It is the Commission's policy to encourage the development of UHF stations by limiting the intrusion of VHF broadcasters into UHF service areas. See, e. g., Triangle Publications, Inc., 29 FCC 315 (1960), aff'd sub nom., Triangle Publications, Inc. v. FCC, 110 U.S.App.D.C. 214, 291 F.2d 342 (1961)
New evidence is assertedly available principally because Eagle's broadcast station, which was only proposed for construction at the time of Cosmos's application, has since come into operation. This change assertedly makes available "hard evidence" of UHF impact in the place of the predictions and estimates which were of necessity made at the original hearing
Report and Order, VHF Television Broadcast Channel at Mount Vernon, Ill., 34 F.R. 18036; 17 RR 2d 1620 (1969)
Section 405 of the Communications Act of 1934, 47 U.S.C. § 405 (1970), upon which petitioners rely, merely authorizes and does not require the Commission to grant rehearings to consider newly available evidence
The Review Board in Daily Telegraph had erroneously confined its UHF impact consideration to the impact on the complaining UHF station. It had also relied on post-record developments which were thought to require the scrutiny of another hearing. 40 FCC 2d at 110
Petitioners point again to the Commission's Mount Vernon decision as introducing an uncertainty on the UHF impact issue which was only later removed by the Commission's decision in WLCY-TV, Inc., 28 FCC 353 (1972). As already stated, however, we find no significant inconsistency in these decisions

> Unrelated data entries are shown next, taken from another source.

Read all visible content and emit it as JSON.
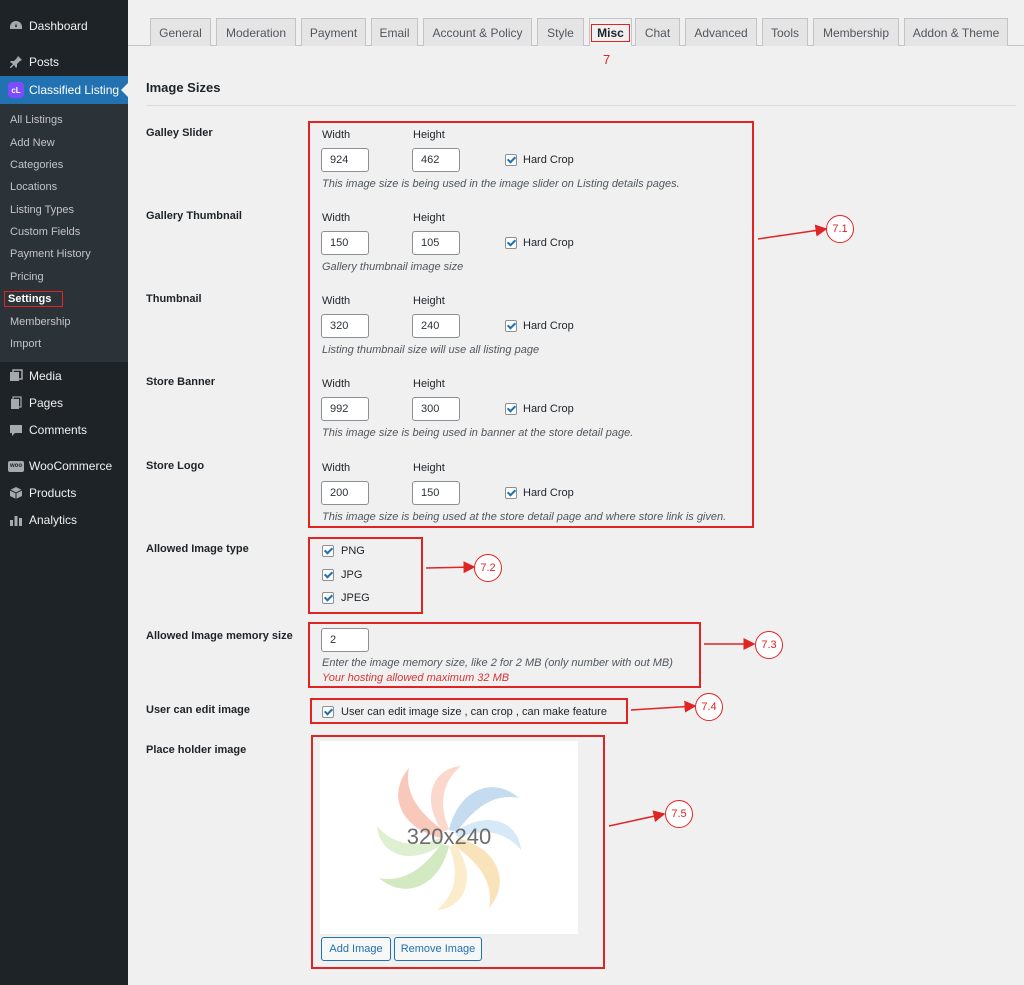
{
  "sidebar": {
    "top_items": [
      {
        "label": "Dashboard",
        "icon": "dashboard-icon"
      },
      {
        "label": "Posts",
        "icon": "pin-icon"
      },
      {
        "label": "Classified Listing",
        "icon": "classified-listing-logo",
        "logo_text": "cL"
      },
      {
        "label": "Media",
        "icon": "media-icon"
      },
      {
        "label": "Pages",
        "icon": "pages-icon"
      },
      {
        "label": "Comments",
        "icon": "comment-icon"
      },
      {
        "label": "WooCommerce",
        "icon": "woocommerce-icon",
        "logo_text": "woo"
      },
      {
        "label": "Products",
        "icon": "box-icon"
      },
      {
        "label": "Analytics",
        "icon": "bar-chart-icon"
      }
    ],
    "submenu": [
      "All Listings",
      "Add New",
      "Categories",
      "Locations",
      "Listing Types",
      "Custom Fields",
      "Payment History",
      "Pricing",
      "Settings",
      "Membership",
      "Import"
    ],
    "current_submenu": "Settings"
  },
  "tabs": [
    "General",
    "Moderation",
    "Payment",
    "Email",
    "Account & Policy",
    "Style",
    "Misc",
    "Chat",
    "Advanced",
    "Tools",
    "Membership",
    "Addon & Theme"
  ],
  "active_tab": "Misc",
  "misc_annotation": "7",
  "section_title": "Image Sizes",
  "image_sizes": {
    "width_label": "Width",
    "height_label": "Height",
    "hard_crop_label": "Hard Crop",
    "rows": [
      {
        "label": "Galley Slider",
        "width": "924",
        "height": "462",
        "hard_crop": true,
        "desc": "This image size is being used in the image slider on Listing details pages."
      },
      {
        "label": "Gallery Thumbnail",
        "width": "150",
        "height": "105",
        "hard_crop": true,
        "desc": "Gallery thumbnail image size"
      },
      {
        "label": "Thumbnail",
        "width": "320",
        "height": "240",
        "hard_crop": true,
        "desc": "Listing thumbnail size will use all listing page"
      },
      {
        "label": "Store Banner",
        "width": "992",
        "height": "300",
        "hard_crop": true,
        "desc": "This image size is being used in banner at the store detail page."
      },
      {
        "label": "Store Logo",
        "width": "200",
        "height": "150",
        "hard_crop": true,
        "desc": "This image size is being used at the store detail page and where store link is given."
      }
    ]
  },
  "allowed_type": {
    "label": "Allowed Image type",
    "options": [
      {
        "label": "PNG",
        "checked": true
      },
      {
        "label": "JPG",
        "checked": true
      },
      {
        "label": "JPEG",
        "checked": true
      }
    ]
  },
  "memory": {
    "label": "Allowed Image memory size",
    "value": "2",
    "desc": "Enter the image memory size, like 2 for 2 MB (only number with out MB)",
    "warning": "Your hosting allowed maximum 32 MB"
  },
  "edit_image": {
    "label": "User can edit image",
    "checkbox_label": "User can edit image size , can crop , can make feature",
    "checked": true
  },
  "placeholder": {
    "label": "Place holder image",
    "image_text": "320x240",
    "add_label": "Add Image",
    "remove_label": "Remove Image"
  },
  "callouts": [
    "7.1",
    "7.2",
    "7.3",
    "7.4",
    "7.5"
  ],
  "colors": {
    "sidebar_bg": "#1d2327",
    "accent": "#2271b1",
    "annotation_red": "#e02424"
  }
}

Petitioners subsequently filed a second "Petition for Waiver and Extraordinary Relief", again asking the Commission to reconsider its remand of only the Suburban issue, but this time adding its argument based on the Commission's Daily Telegraph decision. This petition was ultimately denied by the Commission in the same order in which it denied review of the Board's second and final resolution of the UHF impact issue. In refusing again to waive its rule against reconsideration, the Commission again stated that "the current petition presents no significant showing affecting the merits of the actions taken in this proceeding." In a footnote, the Commission distinguished Daily Telegraph as a case in which "the considerations of administrative finality were not so compelling."
That the rule against reconsideration where no reasons have been given was not even intended to apply where new evidence is offered is suggested by the existence of a separate Commission rule governing petitions for reconsideration on the ground of new evidence. See 47 C.F.R. § 1.106(c) (1973)
Similarly, the distinction of Daily Telegraph as a case in which the UHF impact issue was being reopened anyway seems to us sufficiently articulated in the statement that in that case "the considerations of administrative finality were not so compelling." See note 7 supra
The Report and Order which accompanied the issuance of the Primer specified that applicants in pending hearings who were required to make Suburban showings would be given 90 days in which to amend those showings to bring them into compliance with the Primer. 27 FCC 2d at 680. The Commission has allowed such amendments even where the record has been closed and the case is before it for review. See Risner Broadcasting Inc., 28 FCC 2d 330 (1971). The Commission interpreted Cosmos's request for a remand as an indication that it intended to make such an amendment
The Review Board further disagreed with the Trial Examiner's failure to apply retroactively the strict standards of the Commission's decision in Minshall Broadcasting Co., 11 FCC 796 (1968); J.A. 72-74